This week is one of my favorite Torah portions. It begins the longest narrative in all of the Bible, that of Joseph and his brothers. It also sets up the whole rest of the story: slavery, Pharoah, plagues, leaving Egypt, desert wandering, Sinai, receiving Torah.
So, you’d think that I’d jump deep into this parasha (Torah portion), with Rabbinic insight and deep Judaic meaning. But tomorrow is Thanksgiving and all my kids are home, the kitchen smells great, and the house will be full tomorrow.
So, instead, I’m going to a whole different place with Joseph: onstage. Yes, I’m going to Broadway with a technicolored coat. Now before you roll your collective eyes, let me tell you about the first time I saw “Joseph”. I was in London, traveling after college. My sister didn’t want to come with me that night, so I went to this off-off-Broadway equivalent of a theater, and saw a pleasant children’s theater production. Years later, when the re-written production came to Chicago, I didn’t go because I’d already formed an opinion of the show. I finally saw it again, and loved it. Still do. Still get chills when the brothers reunite. And when an orchestra tunes, someone hits the money note, or a dance number has a kick line. And I’m thankful for learning to give things a second look.
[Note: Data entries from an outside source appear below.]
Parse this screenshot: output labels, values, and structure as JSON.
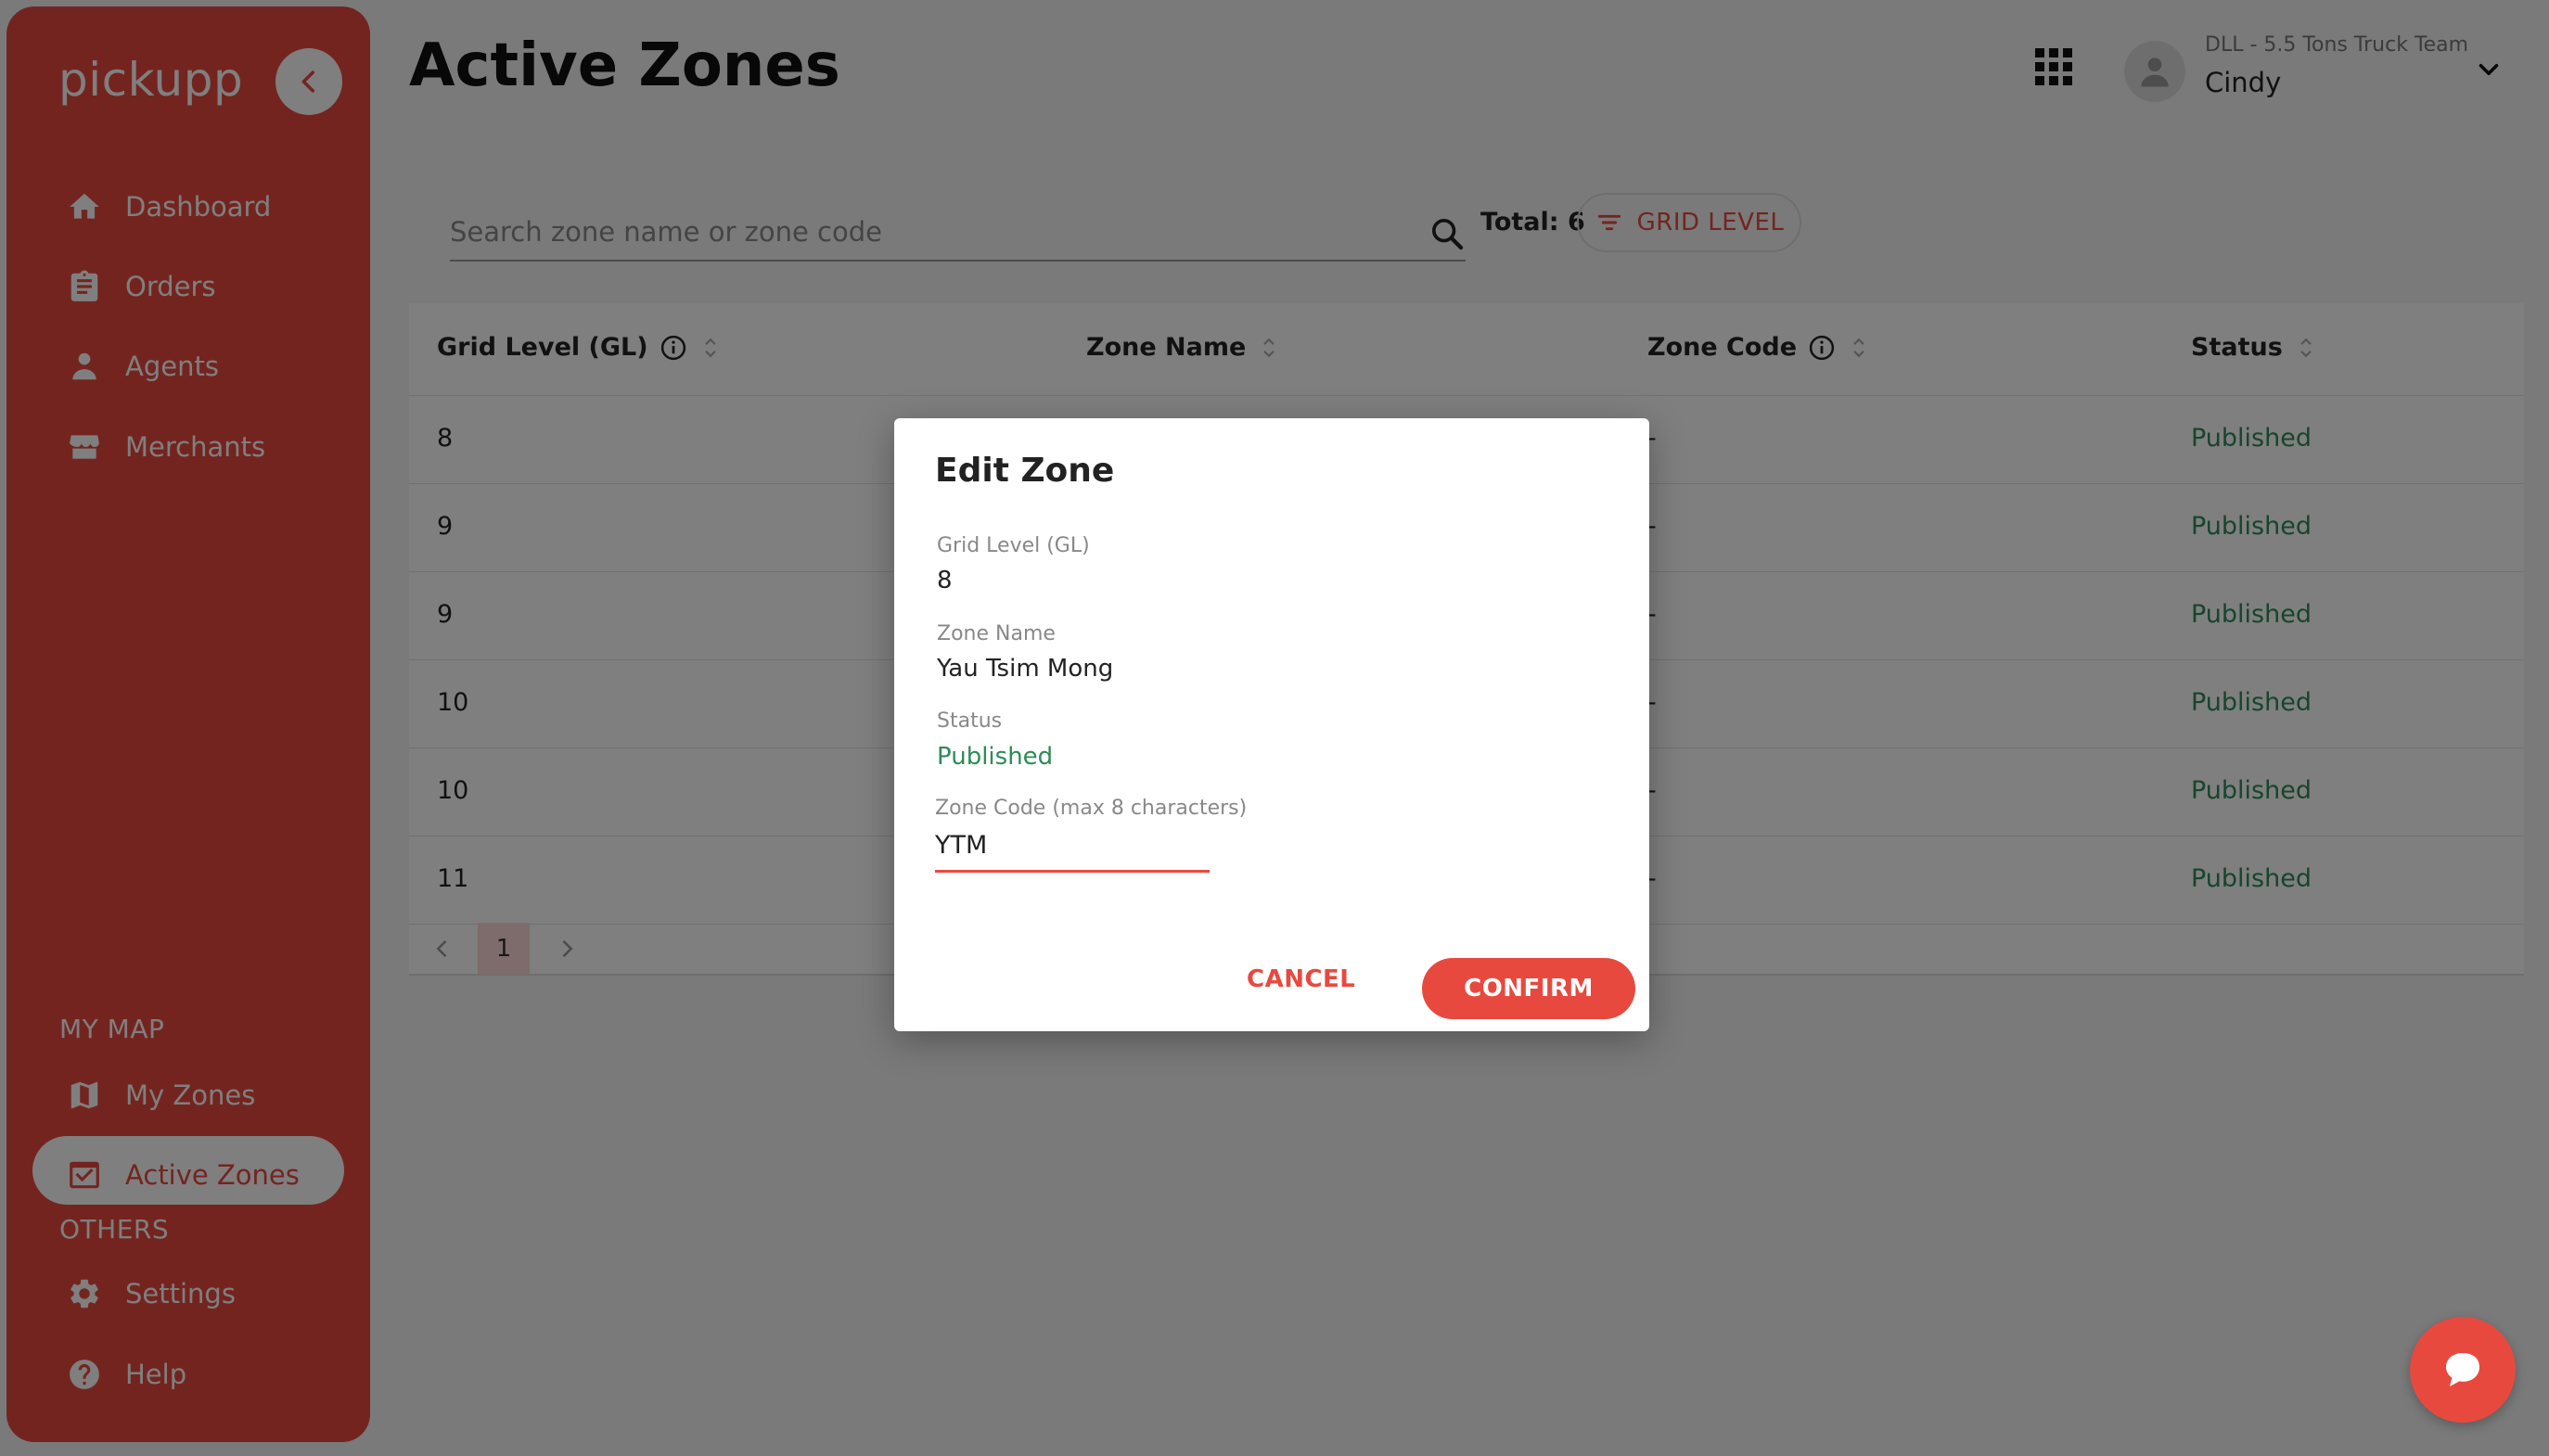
{
  "brand": "pickupp",
  "page_title": "Active Zones",
  "header": {
    "team": "DLL - 5.5 Tons Truck Team",
    "user": "Cindy"
  },
  "sidebar": {
    "items": [
      {
        "label": "Dashboard",
        "icon": "home-icon"
      },
      {
        "label": "Orders",
        "icon": "clipboard-icon"
      },
      {
        "label": "Agents",
        "icon": "agent-icon"
      },
      {
        "label": "Merchants",
        "icon": "store-icon"
      }
    ],
    "section_map": "MY MAP",
    "map_items": [
      {
        "label": "My Zones",
        "icon": "map-icon"
      },
      {
        "label": "Active Zones",
        "icon": "check-calendar-icon",
        "active": true
      }
    ],
    "section_others": "OTHERS",
    "other_items": [
      {
        "label": "Settings",
        "icon": "gear-icon"
      },
      {
        "label": "Help",
        "icon": "help-icon"
      }
    ]
  },
  "toolbar": {
    "search_placeholder": "Search zone name or zone code",
    "total": "Total: 6",
    "grid_level_label": "GRID LEVEL"
  },
  "table": {
    "headers": [
      "Grid Level (GL)",
      "Zone Name",
      "Zone Code",
      "Status"
    ],
    "rows": [
      {
        "gl": "8",
        "code": "-",
        "status": "Published"
      },
      {
        "gl": "9",
        "code": "-",
        "status": "Published"
      },
      {
        "gl": "9",
        "code": "-",
        "status": "Published"
      },
      {
        "gl": "10",
        "code": "-",
        "status": "Published"
      },
      {
        "gl": "10",
        "code": "-",
        "status": "Published"
      },
      {
        "gl": "11",
        "code": "-",
        "status": "Published"
      }
    ],
    "page": "1"
  },
  "modal": {
    "title": "Edit Zone",
    "grid_level_label": "Grid Level (GL)",
    "grid_level_value": "8",
    "zone_name_label": "Zone Name",
    "zone_name_value": "Yau Tsim Mong",
    "status_label": "Status",
    "status_value": "Published",
    "zone_code_label": "Zone Code (max 8 characters)",
    "zone_code_value": "YTM",
    "cancel_label": "CANCEL",
    "confirm_label": "CONFIRM"
  },
  "colors": {
    "brand": "#e8493f",
    "status_green": "#2e8b57"
  }
}
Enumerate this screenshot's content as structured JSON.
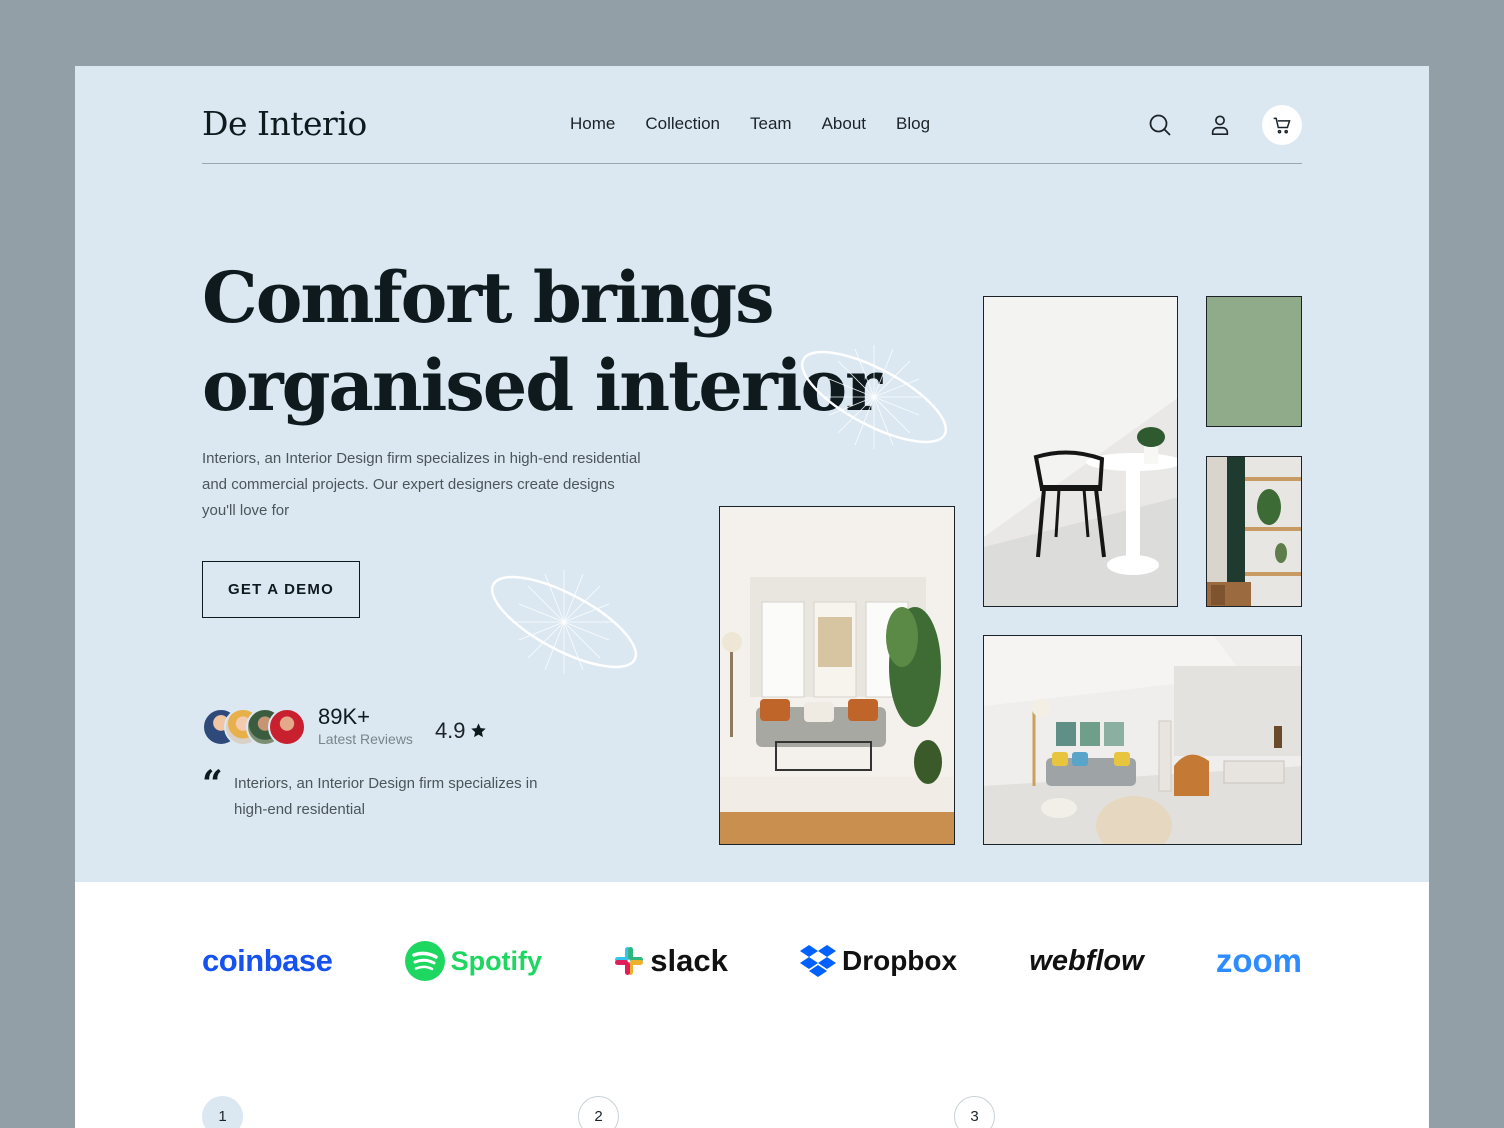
{
  "header": {
    "logo": "De Interio",
    "nav": [
      "Home",
      "Collection",
      "Team",
      "About",
      "Blog"
    ]
  },
  "hero": {
    "headline_line1": "Comfort brings",
    "headline_line2": "organised interior",
    "subtitle": "Interiors, an Interior Design firm specializes in high-end residential and commercial projects. Our expert designers create designs you'll love for",
    "cta": "GET A DEMO",
    "reviews_count": "89K+",
    "reviews_label": "Latest Reviews",
    "rating": "4.9",
    "quote": "Interiors, an Interior Design firm specializes in high-end residential"
  },
  "brands": [
    "coinbase",
    "Spotify",
    "slack",
    "Dropbox",
    "webflow",
    "zoom"
  ],
  "steps": [
    "1",
    "2",
    "3"
  ],
  "colors": {
    "hero_bg": "#dbe8f1",
    "accent_green": "#8fab89",
    "coinbase": "#1652f0",
    "spotify": "#1ed760",
    "dropbox": "#0061fe",
    "zoom": "#2d8cff"
  }
}
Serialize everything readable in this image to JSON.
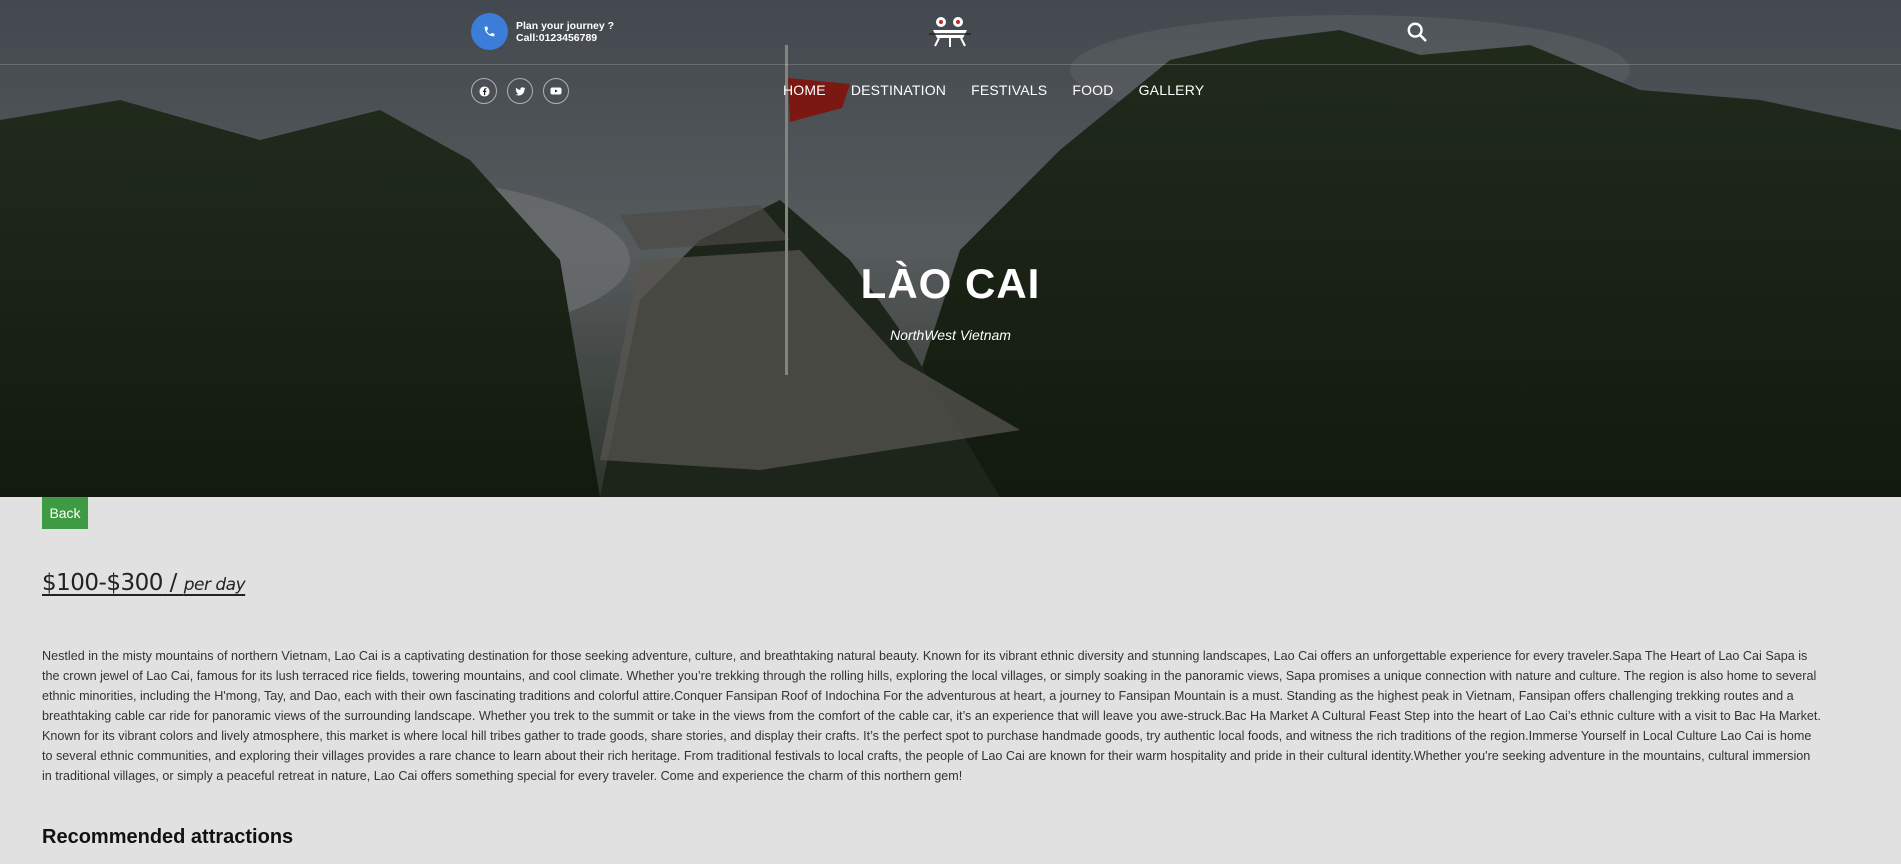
{
  "header": {
    "phone_line1": "Plan your journey ?",
    "phone_line2": "Call:0123456789"
  },
  "nav": {
    "items": [
      "HOME",
      "DESTINATION",
      "FESTIVALS",
      "FOOD",
      "GALLERY"
    ]
  },
  "social": [
    "facebook-icon",
    "twitter-icon",
    "youtube-icon"
  ],
  "hero": {
    "title": "LÀO CAI",
    "subtitle": "NorthWest Vietnam"
  },
  "content": {
    "back_label": "Back",
    "price_range": "$100-$300",
    "price_sep": " / ",
    "price_unit": "per day",
    "description": "Nestled in the misty mountains of northern Vietnam, Lao Cai is a captivating destination for those seeking adventure, culture, and breathtaking natural beauty. Known for its vibrant ethnic diversity and stunning landscapes, Lao Cai offers an unforgettable experience for every traveler.Sapa The Heart of Lao Cai Sapa is the crown jewel of Lao Cai, famous for its lush terraced rice fields, towering mountains, and cool climate. Whether you’re trekking through the rolling hills, exploring the local villages, or simply soaking in the panoramic views, Sapa promises a unique connection with nature and culture. The region is also home to several ethnic minorities, including the H'mong, Tay, and Dao, each with their own fascinating traditions and colorful attire.Conquer Fansipan Roof of Indochina For the adventurous at heart, a journey to Fansipan Mountain is a must. Standing as the highest peak in Vietnam, Fansipan offers challenging trekking routes and a breathtaking cable car ride for panoramic views of the surrounding landscape. Whether you trek to the summit or take in the views from the comfort of the cable car, it’s an experience that will leave you awe-struck.Bac Ha Market A Cultural Feast Step into the heart of Lao Cai’s ethnic culture with a visit to Bac Ha Market. Known for its vibrant colors and lively atmosphere, this market is where local hill tribes gather to trade goods, share stories, and display their crafts. It’s the perfect spot to purchase handmade goods, try authentic local foods, and witness the rich traditions of the region.Immerse Yourself in Local Culture Lao Cai is home to several ethnic communities, and exploring their villages provides a rare chance to learn about their rich heritage. From traditional festivals to local crafts, the people of Lao Cai are known for their warm hospitality and pride in their cultural identity.Whether you're seeking adventure in the mountains, cultural immersion in traditional villages, or simply a peaceful retreat in nature, Lao Cai offers something special for every traveler. Come and experience the charm of this northern gem!",
    "recommended_title": "Recommended attractions"
  },
  "colors": {
    "accent_blue": "#3b7dd8",
    "back_green": "#3e9b43",
    "page_bg": "#e1e1e1",
    "flag_red": "#c8281e"
  }
}
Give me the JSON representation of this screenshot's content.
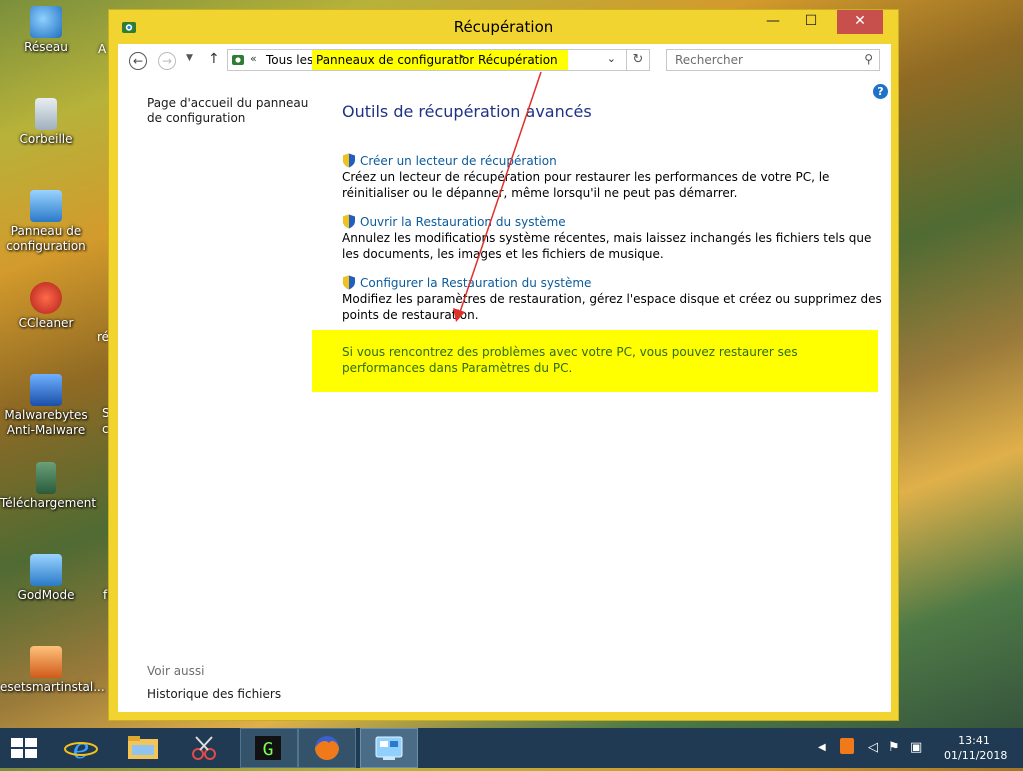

Which brings me to Thanksgiving. Getting chills from a musical is something I got from my mom. I think in lyrics, I hear melodies all the time. My childhood was filled with music. I put on a musical to clean house, cook, clean closets, drive long distances. I break into a dance number in the middle of the kitchen, which I know embarrasses my kids when I grab them to become part of the number, but I do it anyway, and I hope they remember it when they have children.
For this I am forever thankful.
Joseph and his brothers always give me a chance to think about me and my sisters. We may not follow the same narrative arc, but we made our own stories. And for that I’m forever thankful.
And since this year, Joseph’s story begins around Thanksgiving, right now I have a kitchen full of college girls, making cookies, laughing and catching up. Two of those girls are sisters, my daughters, and for that I am supremely thankful. I’m thankful for their brother in untold ways, and for their desire to have a “sibling” date earlier tonight. I’m thankful for the man who never gives up.
Joseph’s family story isn’t like mine, and for that I am thankful, too. My father died too early, but just like he promised, he’s still sitting on my shoulder. There will be new faces at the table tomorrow, because my mother taught me to open my house to friends and family whenever possible. Find things to be thankful for tomorrow, and every day. Actually, that is pretty Rabbinic, I guess.